In early January, the Southwest chapter of the Kentucky Mountain Biking Association (KyMBA) held their first quarter meeting at The Bike Rack Bistro, a homey, bike-themed restaurant near downtown Bowling Green. Owner and cyclist, Patrick Folker, is kind enough to keep the joint open late for our Godfather-esque dinner. KyMBA members surrounded the long dining room table to discuss new office appointments, and most importantly, new trails. Passed around the table was a GPS diagram of the upcoming Port Oliver Trail. Group members were excited to make another addition to Kentucky’s ever-growing mountain bike trail system.
Since the middle of January, KyMBA has been cutting the Port Oliver Trail, dubbed “Twisted Oliver.” The four-mile trail weaves through 25 acres of woods at Barren River Lake, adjacent to Port Oliver. As the name suggests, Twisted Oliver snakes through the trees with switchbacks and sharp berms for a fast and fun ride.
The Port Oliver Trail is KyMBA’s latest project. Though the trail was conceived in 2012, it’s seen delays as a larger trail, Brier Creek at Nolin Lake, took precedence. Now that all current trail projects are complete, KyMBA is ready to begin this one.
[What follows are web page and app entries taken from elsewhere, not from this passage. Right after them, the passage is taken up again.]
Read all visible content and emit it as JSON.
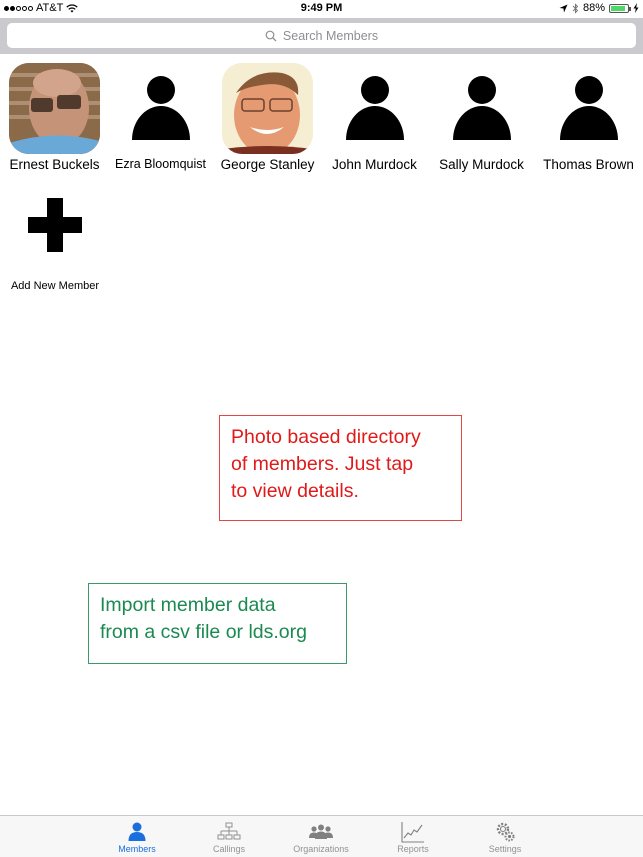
{
  "status_bar": {
    "carrier": "AT&T",
    "signal_bars_filled": 2,
    "signal_bars_total": 5,
    "time": "9:49 PM",
    "battery_percent": "88%",
    "battery_level": 0.88
  },
  "search": {
    "placeholder": "Search Members"
  },
  "members": [
    {
      "name": "Ernest Buckels",
      "avatar": "photo"
    },
    {
      "name": "Ezra Bloomquist",
      "avatar": "person-silhouette-icon"
    },
    {
      "name": "George Stanley",
      "avatar": "photo"
    },
    {
      "name": "John Murdock",
      "avatar": "person-silhouette-icon"
    },
    {
      "name": "Sally Murdock",
      "avatar": "person-silhouette-icon"
    },
    {
      "name": "Thomas Brown",
      "avatar": "person-silhouette-icon"
    }
  ],
  "add_member": {
    "label": "Add New Member",
    "icon": "plus-icon"
  },
  "callouts": {
    "red": {
      "lines": [
        "Photo based directory",
        "of members. Just tap",
        "to view details."
      ],
      "color": "#e01919"
    },
    "green": {
      "lines": [
        "Import member data",
        "from a csv file or lds.org"
      ],
      "color": "#1a8a50"
    }
  },
  "tab_bar": {
    "tabs": [
      {
        "label": "Members",
        "icon": "person-icon",
        "active": true
      },
      {
        "label": "Callings",
        "icon": "org-chart-icon",
        "active": false
      },
      {
        "label": "Organizations",
        "icon": "group-icon",
        "active": false
      },
      {
        "label": "Reports",
        "icon": "line-chart-icon",
        "active": false
      },
      {
        "label": "Settings",
        "icon": "gears-icon",
        "active": false
      }
    ],
    "active_color": "#1a6fe0",
    "inactive_color": "#929292"
  }
}
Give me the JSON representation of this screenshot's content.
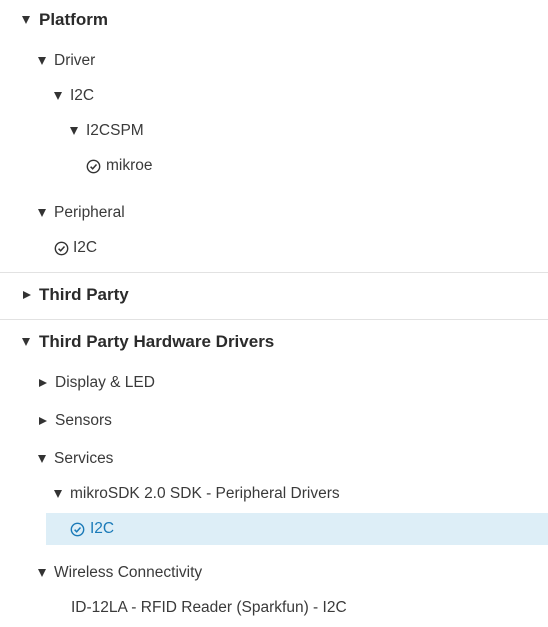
{
  "tree": {
    "platform": {
      "label": "Platform",
      "driver": {
        "label": "Driver",
        "i2c": {
          "label": "I2C",
          "i2cspm": {
            "label": "I2CSPM",
            "mikroe": {
              "label": "mikroe"
            }
          }
        }
      },
      "peripheral": {
        "label": "Peripheral",
        "i2c": {
          "label": "I2C"
        }
      }
    },
    "third_party": {
      "label": "Third Party"
    },
    "third_party_hw": {
      "label": "Third Party Hardware Drivers",
      "display_led": {
        "label": "Display & LED"
      },
      "sensors": {
        "label": "Sensors"
      },
      "services": {
        "label": "Services",
        "mikrosdk": {
          "label": "mikroSDK 2.0 SDK - Peripheral Drivers",
          "i2c": {
            "label": "I2C"
          }
        }
      },
      "wireless": {
        "label": "Wireless Connectivity",
        "id12la": {
          "label": "ID-12LA - RFID Reader (Sparkfun) - I2C"
        }
      }
    }
  },
  "colors": {
    "selection_bg": "#ddeef7",
    "selection_text": "#1a7ab8",
    "text": "#333333"
  },
  "icons": {
    "expanded": "caret-down-icon",
    "collapsed": "caret-right-icon",
    "installed": "check-circle-icon"
  }
}
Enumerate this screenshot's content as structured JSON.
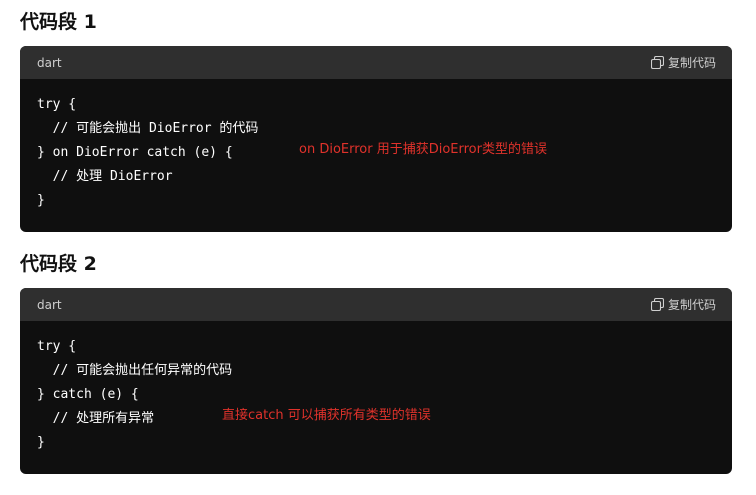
{
  "snippets": [
    {
      "title": "代码段 1",
      "language": "dart",
      "copy_label": "复制代码",
      "copy_icon": "copy-icon",
      "lines": [
        "try {",
        "  // 可能会抛出 DioError 的代码",
        "} on DioError catch (e) {",
        "  // 处理 DioError",
        "}"
      ],
      "annotation": "on DioError 用于捕获DioError类型的错误"
    },
    {
      "title": "代码段 2",
      "language": "dart",
      "copy_label": "复制代码",
      "copy_icon": "copy-icon",
      "lines": [
        "try {",
        "  // 可能会抛出任何异常的代码",
        "} catch (e) {",
        "  // 处理所有异常",
        "}"
      ],
      "annotation": "直接catch 可以捕获所有类型的错误"
    }
  ],
  "colors": {
    "header_bg": "#2f2f2f",
    "code_bg": "#0f0f0f",
    "annotation": "#e0322b"
  }
}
Port Oliver is going to be a family-friendly trail, and it will act as a test trail for future projects. Should Port Oliver meet expectations, it would open up opportunities for longer, more technical trails in the park.
KyMBA is responsible for three other major trails in south central Kentucky: Low Hollow Trail in Bowling Green, Brier Creek Trail at Nolin Lake State Park, and Big Hollow Trail at Mammoth Cave National Park. Big Hollow won “Best Gateway Trail” at the International Mountain Biking Association World Summit in 2014. It was a massive accomplishment for KyMBA and everyone involved. Now, KyMBA hopes to keep the success going with the addition of the Port Oliver Trail.
Spearheaded by Dan Taylor, a Ranger at Barren River Lake State Park, the plan for the Port Oliver Trail is in full effect. With significant help from the Army Corps of Engineers and an army of volunteers, five miles of trail has been cut and 1.8 miles of it are ready to ride as of February 25. Two hundred twenty-five volunteer hours have been logged at the trail and it grows every weekend.
Saturday is always trail work day for KyMBA members and early spring weather in Bowling Green has propelled work forward. The forecast hovered around 55 degrees with a 60 percent chance of rain. The weather forecast kept away some of the regular trail warriors, but on Saturday a small group (including myself) hit the trails hard. The crew stayed two hours longer than scheduled, as the rain held out.
For more information on the Port Oliver Trail, trail work days and anything else about mountain biking in south central Kentucky, follow KyMBA on Facebook.